[Entries from a dataset of interfaces]
════════════════
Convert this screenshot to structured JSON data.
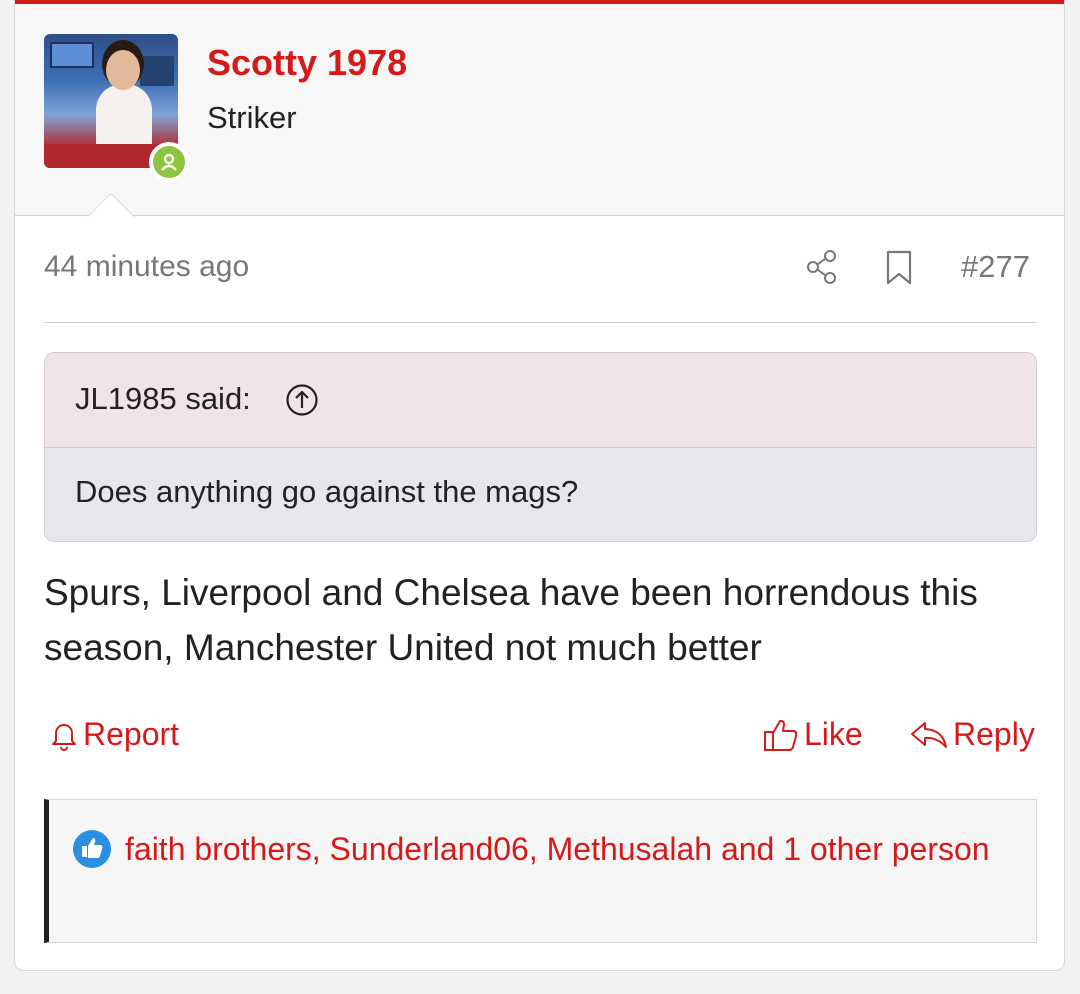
{
  "post": {
    "author": "Scotty 1978",
    "author_title": "Striker",
    "timestamp": "44 minutes ago",
    "post_number": "#277",
    "body": "Spurs, Liverpool and Chelsea have been horrendous this season, Manchester United not much better"
  },
  "quote": {
    "attribution": "JL1985 said:",
    "text": "Does anything go against the mags?"
  },
  "actions": {
    "report": "Report",
    "like": "Like",
    "reply": "Reply"
  },
  "reactions": {
    "text": "faith brothers, Sunderland06, Methusalah and 1 other person"
  },
  "icons": {
    "share": "share-icon",
    "bookmark": "bookmark-icon",
    "quote_jump": "arrow-up-circle-icon",
    "report": "bell-icon",
    "like": "thumbs-up-icon",
    "reply": "reply-arrow-icon",
    "reaction": "like-reaction-icon",
    "online": "online-user-icon"
  },
  "colors": {
    "accent": "#d61a1a",
    "online": "#8cc63e",
    "reaction": "#2a8fe0",
    "quote_header": "#f0e4e6",
    "quote_body": "#e5e7ea"
  }
}
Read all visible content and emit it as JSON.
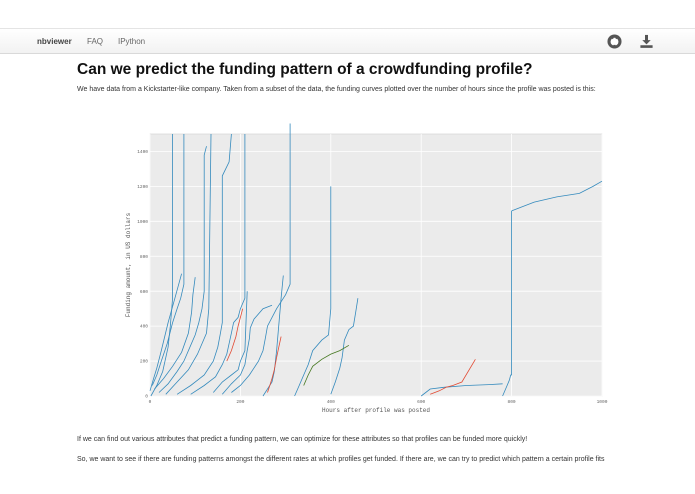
{
  "nav": {
    "brand": "nbviewer",
    "links": [
      "FAQ",
      "IPython"
    ],
    "icons": [
      "github-icon",
      "download-icon"
    ]
  },
  "page": {
    "title": "Can we predict the funding pattern of a crowdfunding profile?",
    "intro": "We have data from a Kickstarter-like company. Taken from a subset of the data, the funding curves plotted over the number of hours since the profile was posted is this:",
    "para1": "If we can find out various attributes that predict a funding pattern, we can optimize for these attributes so that profiles can be funded more quickly!",
    "para2": "So, we want to see if there are funding patterns amongst the different rates at which profiles get funded. If there are, we can try to predict which pattern a certain profile fits"
  },
  "colors": {
    "blue": "#348abd",
    "red": "#e24a33",
    "green": "#467821",
    "plot_bg": "#ebebeb",
    "grid": "#ffffff"
  },
  "chart_data": {
    "type": "line",
    "title": "",
    "xlabel": "Hours after profile was posted",
    "ylabel": "Funding amount, in US dollars",
    "xlim": [
      0,
      1000
    ],
    "ylim": [
      0,
      1500
    ],
    "xticks": [
      0,
      200,
      400,
      600,
      800,
      1000
    ],
    "yticks": [
      0,
      200,
      400,
      600,
      800,
      1000,
      1200,
      1400
    ],
    "grid": true,
    "series": [
      {
        "color": "blue",
        "x": [
          0,
          8,
          15,
          25,
          40,
          55,
          70
        ],
        "y": [
          30,
          100,
          160,
          260,
          420,
          560,
          700
        ]
      },
      {
        "color": "blue",
        "x": [
          2,
          15,
          28,
          40,
          45,
          50,
          50
        ],
        "y": [
          0,
          60,
          140,
          280,
          400,
          560,
          1500
        ]
      },
      {
        "color": "blue",
        "x": [
          5,
          15,
          25,
          38,
          50,
          60,
          68,
          75,
          75
        ],
        "y": [
          60,
          120,
          200,
          300,
          420,
          500,
          560,
          640,
          1500
        ]
      },
      {
        "color": "blue",
        "x": [
          10,
          30,
          50,
          70,
          85,
          92,
          95,
          100
        ],
        "y": [
          40,
          100,
          170,
          250,
          360,
          480,
          580,
          680
        ]
      },
      {
        "color": "blue",
        "x": [
          20,
          40,
          60,
          75,
          90,
          100,
          108,
          115,
          120,
          120,
          125
        ],
        "y": [
          20,
          70,
          140,
          200,
          290,
          350,
          420,
          500,
          600,
          1380,
          1430
        ]
      },
      {
        "color": "blue",
        "x": [
          35,
          60,
          85,
          105,
          115,
          125,
          130,
          135
        ],
        "y": [
          10,
          80,
          150,
          240,
          300,
          360,
          500,
          1500
        ]
      },
      {
        "color": "blue",
        "x": [
          60,
          90,
          120,
          140,
          150,
          155,
          160,
          160,
          175,
          180
        ],
        "y": [
          10,
          60,
          120,
          200,
          280,
          350,
          420,
          1260,
          1340,
          1500
        ]
      },
      {
        "color": "blue",
        "x": [
          90,
          120,
          145,
          160,
          170,
          175,
          180,
          185,
          195,
          200,
          210,
          210
        ],
        "y": [
          10,
          60,
          110,
          180,
          240,
          300,
          360,
          420,
          450,
          500,
          560,
          1500
        ]
      },
      {
        "color": "blue",
        "x": [
          160,
          180,
          200,
          210,
          215,
          220,
          222,
          230,
          250,
          270
        ],
        "y": [
          10,
          70,
          120,
          180,
          260,
          330,
          390,
          440,
          500,
          520
        ]
      },
      {
        "color": "blue",
        "x": [
          140,
          160,
          180,
          195,
          200,
          210,
          215
        ],
        "y": [
          20,
          80,
          120,
          150,
          200,
          260,
          600
        ]
      },
      {
        "color": "blue",
        "x": [
          180,
          200,
          220,
          240,
          250,
          255,
          260,
          280,
          300,
          310,
          310
        ],
        "y": [
          20,
          60,
          120,
          200,
          260,
          330,
          400,
          500,
          580,
          640,
          1560
        ]
      },
      {
        "color": "blue",
        "x": [
          250,
          260,
          270,
          275,
          280,
          290,
          295
        ],
        "y": [
          0,
          40,
          80,
          140,
          260,
          560,
          690
        ]
      },
      {
        "color": "blue",
        "x": [
          320,
          330,
          340,
          350,
          360,
          380,
          395,
          400,
          400
        ],
        "y": [
          0,
          60,
          120,
          180,
          260,
          320,
          350,
          500,
          1200
        ]
      },
      {
        "color": "blue",
        "x": [
          400,
          410,
          420,
          425,
          430,
          440,
          450,
          455,
          460
        ],
        "y": [
          10,
          80,
          160,
          220,
          320,
          380,
          400,
          480,
          560
        ]
      },
      {
        "color": "blue",
        "x": [
          780,
          790,
          795,
          798,
          800,
          800
        ],
        "y": [
          0,
          60,
          90,
          120,
          120,
          1060
        ]
      },
      {
        "color": "blue",
        "x": [
          800,
          820,
          850,
          900,
          950,
          980,
          1000
        ],
        "y": [
          1060,
          1080,
          1110,
          1140,
          1160,
          1200,
          1230
        ]
      },
      {
        "color": "blue",
        "x": [
          600,
          620,
          650,
          700,
          750,
          780
        ],
        "y": [
          0,
          40,
          50,
          60,
          65,
          70
        ]
      },
      {
        "color": "red",
        "x": [
          170,
          180,
          190,
          195,
          200,
          205
        ],
        "y": [
          200,
          260,
          340,
          400,
          450,
          500
        ]
      },
      {
        "color": "red",
        "x": [
          260,
          265,
          270,
          275,
          280,
          285,
          290
        ],
        "y": [
          20,
          60,
          100,
          150,
          220,
          280,
          340
        ]
      },
      {
        "color": "red",
        "x": [
          620,
          630,
          640,
          655,
          670,
          690,
          720
        ],
        "y": [
          10,
          20,
          30,
          50,
          60,
          80,
          210
        ]
      },
      {
        "color": "green",
        "x": [
          340,
          350,
          360,
          380,
          400,
          420,
          440
        ],
        "y": [
          60,
          120,
          170,
          210,
          240,
          260,
          290
        ]
      }
    ]
  }
}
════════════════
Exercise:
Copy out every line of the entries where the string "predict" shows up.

Response box:
    "title": "Can we predict the funding pattern of a crowdfunding profile?",
    "para1": "If we can find out various attributes that predict a funding pattern, we can optimize for these attributes so that profiles can be funded more quickly!",
    "para2": "So, we want to see if there are funding patterns amongst the different rates at which profiles get funded. If there are, we can try to predict which pattern a certain profile fits"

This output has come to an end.